Athanasiou said he can tell there’s a mental obstacle just by watching the way he skates.

“He’s worried about reinjuring it again,” Richardson surmised. “The doctors feel he’s at the point he can go full-out. … (But) today, watching him, I could tell he’s still watching himself on the quick stop-starts. I could see it in his face and body language.

“That’s going to be a mental hurdle to get over as much as getting back into shape.”

Athanasiou has no concerns about holding back whenever he’s back in the lineup.

“If and when I’m back, I’ll be sure that I’ll be ready to go, so that’s the first thing,” he said. “When you deal with something for so long and something so nagging, obviously it gets in your head and you think about it all the time. But I think it’s come a long way.
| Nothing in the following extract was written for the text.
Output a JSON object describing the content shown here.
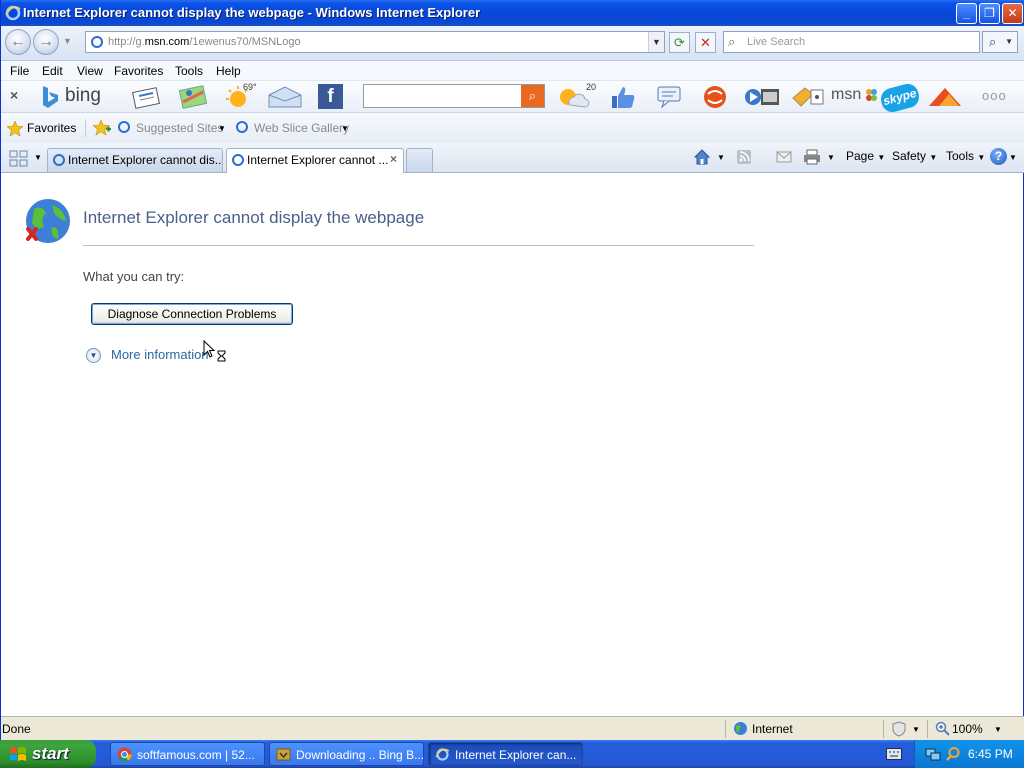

It’s getting better.

“I’m almost back up to speed and it’s just getting that last little pop and should be good to go.”